As well as the prospect of a fresh round of Brexit battles with Brussels, Mr Johnson also faces pressure from his own benches to change course following Thursday’s elections.
Writing for The Telegraph, former Cabinet minister Damian Green, leader of the influential One Nation Conservatives caucus of MPs, said the party must “rediscover the virtues that appeal to natural Conservatives in strong Conservative areas”, including reducing the tax burden to help those struggling with the rising cost of living.
From the right of the party, former Cabinet minister Sir John Redwood called for tax cuts and warned governments “are usually only swept from office when the economy goes into recession on their watch”.
Mr Raab insisted that while the elections had been “challenging”, they were a “mixed bag” and he was confident Mr Johnson’s leadership would survive.
“I’m confident that he can and will win the next election,” he said.
The Government will seek to use Tuesday’s Queen’s Speech to show that it is responding to the concerns of voters and moving on from scandals involving Tory MPs and the partygate rows over lockdown-busting ends for Mr Johnson and Chancellor Rishi Sunak.

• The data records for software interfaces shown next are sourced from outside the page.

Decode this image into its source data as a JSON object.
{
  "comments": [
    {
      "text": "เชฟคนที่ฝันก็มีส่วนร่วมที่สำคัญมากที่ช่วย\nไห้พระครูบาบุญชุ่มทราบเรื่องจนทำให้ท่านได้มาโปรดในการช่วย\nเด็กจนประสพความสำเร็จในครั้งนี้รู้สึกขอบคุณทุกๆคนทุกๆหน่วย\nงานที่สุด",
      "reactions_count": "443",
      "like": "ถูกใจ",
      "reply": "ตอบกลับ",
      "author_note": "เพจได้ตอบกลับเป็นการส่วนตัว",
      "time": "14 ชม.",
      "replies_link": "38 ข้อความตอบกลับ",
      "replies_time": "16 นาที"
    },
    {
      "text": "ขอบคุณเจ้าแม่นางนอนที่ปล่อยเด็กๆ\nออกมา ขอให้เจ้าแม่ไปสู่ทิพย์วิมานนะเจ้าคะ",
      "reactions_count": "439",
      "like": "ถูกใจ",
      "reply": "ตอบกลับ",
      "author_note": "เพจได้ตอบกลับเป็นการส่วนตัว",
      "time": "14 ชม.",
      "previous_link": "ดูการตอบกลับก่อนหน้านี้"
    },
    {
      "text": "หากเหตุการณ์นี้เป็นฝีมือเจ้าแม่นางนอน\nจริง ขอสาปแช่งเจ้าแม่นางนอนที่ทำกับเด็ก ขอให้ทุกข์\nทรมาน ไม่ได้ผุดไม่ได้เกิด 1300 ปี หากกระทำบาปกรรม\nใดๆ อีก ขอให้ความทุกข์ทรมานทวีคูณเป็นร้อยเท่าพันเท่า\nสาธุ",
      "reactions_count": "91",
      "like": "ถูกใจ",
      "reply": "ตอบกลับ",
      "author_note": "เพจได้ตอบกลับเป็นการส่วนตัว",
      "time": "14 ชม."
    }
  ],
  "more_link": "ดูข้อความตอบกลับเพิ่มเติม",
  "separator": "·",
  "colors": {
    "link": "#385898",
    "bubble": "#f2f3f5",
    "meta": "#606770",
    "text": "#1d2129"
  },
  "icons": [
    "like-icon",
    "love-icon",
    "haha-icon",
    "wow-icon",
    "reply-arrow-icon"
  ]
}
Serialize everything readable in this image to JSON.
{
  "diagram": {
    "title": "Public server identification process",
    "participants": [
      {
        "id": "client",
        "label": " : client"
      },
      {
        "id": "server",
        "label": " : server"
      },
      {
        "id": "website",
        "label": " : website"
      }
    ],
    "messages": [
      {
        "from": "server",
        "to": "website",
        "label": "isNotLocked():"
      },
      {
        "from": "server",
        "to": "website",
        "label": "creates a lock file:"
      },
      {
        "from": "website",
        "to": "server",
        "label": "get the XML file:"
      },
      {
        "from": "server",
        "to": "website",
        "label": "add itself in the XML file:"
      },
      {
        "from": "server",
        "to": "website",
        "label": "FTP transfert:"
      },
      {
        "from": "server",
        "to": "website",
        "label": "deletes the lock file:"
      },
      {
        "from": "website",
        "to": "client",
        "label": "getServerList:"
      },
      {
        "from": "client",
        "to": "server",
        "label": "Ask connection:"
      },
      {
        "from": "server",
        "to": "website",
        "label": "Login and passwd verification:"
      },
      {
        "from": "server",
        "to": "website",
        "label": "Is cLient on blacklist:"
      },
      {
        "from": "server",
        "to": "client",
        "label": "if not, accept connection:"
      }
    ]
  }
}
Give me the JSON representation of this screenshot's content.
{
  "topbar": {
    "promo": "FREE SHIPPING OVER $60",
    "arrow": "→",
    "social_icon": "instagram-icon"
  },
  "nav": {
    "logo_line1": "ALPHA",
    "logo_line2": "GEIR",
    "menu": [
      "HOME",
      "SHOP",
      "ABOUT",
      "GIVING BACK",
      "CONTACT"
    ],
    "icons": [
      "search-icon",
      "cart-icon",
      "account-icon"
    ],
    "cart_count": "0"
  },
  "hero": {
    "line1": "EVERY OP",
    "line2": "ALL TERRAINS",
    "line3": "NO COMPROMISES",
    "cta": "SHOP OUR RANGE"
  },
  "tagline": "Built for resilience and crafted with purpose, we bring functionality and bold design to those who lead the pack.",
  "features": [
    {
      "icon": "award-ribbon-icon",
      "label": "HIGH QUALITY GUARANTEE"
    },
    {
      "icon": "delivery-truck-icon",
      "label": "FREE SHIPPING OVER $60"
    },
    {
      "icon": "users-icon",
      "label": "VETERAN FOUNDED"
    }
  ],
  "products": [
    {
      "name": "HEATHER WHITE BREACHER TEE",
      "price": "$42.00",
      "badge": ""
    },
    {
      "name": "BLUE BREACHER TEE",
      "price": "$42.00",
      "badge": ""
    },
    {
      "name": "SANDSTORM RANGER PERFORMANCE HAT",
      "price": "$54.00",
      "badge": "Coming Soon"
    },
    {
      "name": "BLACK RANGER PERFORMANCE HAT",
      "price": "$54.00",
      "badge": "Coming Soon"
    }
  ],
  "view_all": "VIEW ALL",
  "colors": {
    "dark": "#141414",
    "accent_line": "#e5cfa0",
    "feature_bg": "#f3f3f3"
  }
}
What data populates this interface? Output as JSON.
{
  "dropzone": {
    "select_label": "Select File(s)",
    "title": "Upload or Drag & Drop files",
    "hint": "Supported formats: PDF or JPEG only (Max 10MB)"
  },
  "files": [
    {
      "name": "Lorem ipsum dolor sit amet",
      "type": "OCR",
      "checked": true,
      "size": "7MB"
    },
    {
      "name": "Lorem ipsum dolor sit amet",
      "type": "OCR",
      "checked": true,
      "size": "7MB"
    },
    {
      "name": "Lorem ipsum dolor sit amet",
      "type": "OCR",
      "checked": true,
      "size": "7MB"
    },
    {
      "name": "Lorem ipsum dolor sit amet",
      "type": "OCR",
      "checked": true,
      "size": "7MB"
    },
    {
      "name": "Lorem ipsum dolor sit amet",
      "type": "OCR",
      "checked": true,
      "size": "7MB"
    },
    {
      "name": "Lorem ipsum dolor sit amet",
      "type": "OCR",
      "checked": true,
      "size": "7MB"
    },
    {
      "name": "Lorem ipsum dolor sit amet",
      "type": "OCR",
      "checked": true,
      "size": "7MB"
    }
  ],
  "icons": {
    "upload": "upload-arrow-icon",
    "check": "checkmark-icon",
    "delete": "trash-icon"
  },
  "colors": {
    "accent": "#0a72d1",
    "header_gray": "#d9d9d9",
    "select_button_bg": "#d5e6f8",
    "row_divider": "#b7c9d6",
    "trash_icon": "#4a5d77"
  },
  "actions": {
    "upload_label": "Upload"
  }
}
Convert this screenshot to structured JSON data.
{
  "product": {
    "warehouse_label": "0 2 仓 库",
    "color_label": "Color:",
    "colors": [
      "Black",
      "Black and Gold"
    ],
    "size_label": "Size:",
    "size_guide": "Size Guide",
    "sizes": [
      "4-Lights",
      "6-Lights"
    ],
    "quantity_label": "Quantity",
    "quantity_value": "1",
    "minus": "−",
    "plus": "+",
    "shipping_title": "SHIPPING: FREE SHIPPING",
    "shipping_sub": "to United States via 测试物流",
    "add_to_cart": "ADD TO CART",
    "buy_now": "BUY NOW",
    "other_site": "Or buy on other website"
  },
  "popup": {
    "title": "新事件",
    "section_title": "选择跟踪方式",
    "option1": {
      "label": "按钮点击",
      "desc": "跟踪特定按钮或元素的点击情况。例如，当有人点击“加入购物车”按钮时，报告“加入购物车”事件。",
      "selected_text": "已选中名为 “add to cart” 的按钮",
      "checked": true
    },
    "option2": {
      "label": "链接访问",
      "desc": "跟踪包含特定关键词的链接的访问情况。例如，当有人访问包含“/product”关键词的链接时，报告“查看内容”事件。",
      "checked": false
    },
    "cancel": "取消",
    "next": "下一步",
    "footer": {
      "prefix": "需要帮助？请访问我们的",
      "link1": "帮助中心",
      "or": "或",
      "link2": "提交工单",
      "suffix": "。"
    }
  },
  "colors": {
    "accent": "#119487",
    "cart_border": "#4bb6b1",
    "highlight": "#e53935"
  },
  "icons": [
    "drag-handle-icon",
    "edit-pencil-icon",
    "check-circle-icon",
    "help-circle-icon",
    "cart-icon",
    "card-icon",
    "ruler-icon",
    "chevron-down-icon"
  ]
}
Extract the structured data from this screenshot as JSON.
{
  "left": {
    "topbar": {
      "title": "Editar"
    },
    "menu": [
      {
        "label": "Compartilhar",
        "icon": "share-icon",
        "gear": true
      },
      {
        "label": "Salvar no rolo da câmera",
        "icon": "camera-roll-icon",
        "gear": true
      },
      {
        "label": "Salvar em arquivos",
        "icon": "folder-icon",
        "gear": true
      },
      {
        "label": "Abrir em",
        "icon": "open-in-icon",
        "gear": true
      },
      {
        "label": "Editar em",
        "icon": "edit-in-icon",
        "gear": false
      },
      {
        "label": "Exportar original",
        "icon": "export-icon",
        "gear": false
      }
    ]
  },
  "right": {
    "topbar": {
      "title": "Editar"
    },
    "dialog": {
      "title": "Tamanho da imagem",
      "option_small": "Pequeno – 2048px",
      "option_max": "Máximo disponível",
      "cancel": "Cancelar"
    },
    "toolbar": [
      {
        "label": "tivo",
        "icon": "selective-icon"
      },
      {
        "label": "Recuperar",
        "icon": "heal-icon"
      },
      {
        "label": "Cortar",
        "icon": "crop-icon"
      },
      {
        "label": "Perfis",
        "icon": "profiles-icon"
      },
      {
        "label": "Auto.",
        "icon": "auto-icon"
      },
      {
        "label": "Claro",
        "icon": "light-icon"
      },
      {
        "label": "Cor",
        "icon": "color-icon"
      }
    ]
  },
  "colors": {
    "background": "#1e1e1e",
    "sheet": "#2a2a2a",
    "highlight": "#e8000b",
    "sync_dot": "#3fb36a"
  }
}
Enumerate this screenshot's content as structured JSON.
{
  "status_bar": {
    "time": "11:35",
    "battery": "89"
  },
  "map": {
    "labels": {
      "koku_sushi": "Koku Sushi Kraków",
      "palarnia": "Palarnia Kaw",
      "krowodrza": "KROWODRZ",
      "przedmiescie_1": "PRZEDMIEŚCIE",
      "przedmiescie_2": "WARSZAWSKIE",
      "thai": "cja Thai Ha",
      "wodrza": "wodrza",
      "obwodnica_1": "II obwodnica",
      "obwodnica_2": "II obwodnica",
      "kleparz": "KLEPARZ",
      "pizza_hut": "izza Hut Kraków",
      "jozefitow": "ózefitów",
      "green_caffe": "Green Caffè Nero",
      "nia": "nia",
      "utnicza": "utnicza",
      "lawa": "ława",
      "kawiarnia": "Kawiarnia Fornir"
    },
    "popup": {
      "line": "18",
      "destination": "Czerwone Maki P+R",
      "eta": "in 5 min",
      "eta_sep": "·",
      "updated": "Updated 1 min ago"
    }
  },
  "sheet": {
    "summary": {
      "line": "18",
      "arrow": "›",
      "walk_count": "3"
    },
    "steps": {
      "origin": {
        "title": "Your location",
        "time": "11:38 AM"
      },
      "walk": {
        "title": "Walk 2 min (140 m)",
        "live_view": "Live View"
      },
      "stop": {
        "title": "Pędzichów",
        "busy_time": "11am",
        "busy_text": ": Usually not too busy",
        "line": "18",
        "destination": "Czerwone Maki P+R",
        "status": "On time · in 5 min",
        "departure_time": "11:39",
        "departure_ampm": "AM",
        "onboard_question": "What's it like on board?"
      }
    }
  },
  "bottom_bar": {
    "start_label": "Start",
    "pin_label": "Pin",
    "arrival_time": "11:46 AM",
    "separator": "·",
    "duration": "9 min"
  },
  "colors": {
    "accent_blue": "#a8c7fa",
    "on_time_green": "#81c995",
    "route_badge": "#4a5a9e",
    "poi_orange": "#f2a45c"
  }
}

Mr Raab refused to categorize the speech as a “reset” for Mr Johnson’s administration, but added: “What we’re going to be focusing on this week is what our plans are to drive up the economy, protect the cost of living.
“We’re going to be talking about reforming the agricultural sector, innovation to create cheaper, healthier food.
“We’re going to be talking about areas where Britain has a real comparative advantage, tech, financial services.”
Mr Raab acknowledged the Liberal Democrat resurgence would mean he faces a “tough fight” in his own Esher and Walton seat in Surrey.
Leveling Up Secretary Michael Gove suggested that a decline in home ownership may have contributed to the party’s troubles in London, where flagship authorities in Wandsworth and Westminster fell to Labor after decades of Tory control.
He told The Sunday Telegraph: “There are other factors. But I think that for young people in London, there is a responsibility on the incumbent government to address some of the factors that have made it more difficult for them to own their own home.”
As the final results trickled in from Thursday’s elections, the Tories did manage to make gains in Croydon, with Labor losing the authority to no overall control.
After results from 199 out of 200 councils, the Tories had suffered a net loss of 12 authorities and 397 councillors, Labor had gained six councils and 234 seats, the Liberal Democrats five authorities and 189 councillors.
Labor is facing its own difficulties after police announced a probe into whether leader Sir Keir Starmer broke lockdown rules last year.
But the party insisted the election results were a “turning point” in Labour’s fortunes.
Shadow leveling up secretary Lisa Nandy told Sky: “I think it showed that the path back to power for Labor is steep, but it doesn’t have to be long and we’re making progress in every region and nation now, in Scotland and Wales and in England in parts of the country where I watched us lose Labor MPs, I watched us lose good people and I wondered if we’d ever repair that damage.
“We did start to repair that damage on Thursday.”
George Holan is chief editor at Plainsmen Post and has articles published in many notable publications in the last decade.